*TO DO:*
Restate the full set of records exactly, word for word.

(Items from an interface collection)
________________________________________

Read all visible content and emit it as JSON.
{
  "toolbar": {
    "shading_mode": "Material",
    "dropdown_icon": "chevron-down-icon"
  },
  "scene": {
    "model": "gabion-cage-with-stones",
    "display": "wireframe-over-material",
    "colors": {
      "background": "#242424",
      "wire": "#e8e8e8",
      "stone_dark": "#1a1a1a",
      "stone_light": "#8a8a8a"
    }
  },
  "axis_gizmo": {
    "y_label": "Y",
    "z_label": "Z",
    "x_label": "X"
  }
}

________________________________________

*EXERCISE RESPONSE:*
Read all visible content and emit it as JSON.
{
  "toolbar": {
    "shading_mode": "Material",
    "dropdown_icon": "chevron-down-icon"
  },
  "scene": {
    "model": "gabion-cage-with-stones",
    "display": "wireframe-over-material",
    "colors": {
      "background": "#242424",
      "wire": "#e8e8e8",
      "stone_dark": "#1a1a1a",
      "stone_light": "#8a8a8a"
    }
  },
  "axis_gizmo": {
    "y_label": "Y",
    "z_label": "Z",
    "x_label": "X"
  }
}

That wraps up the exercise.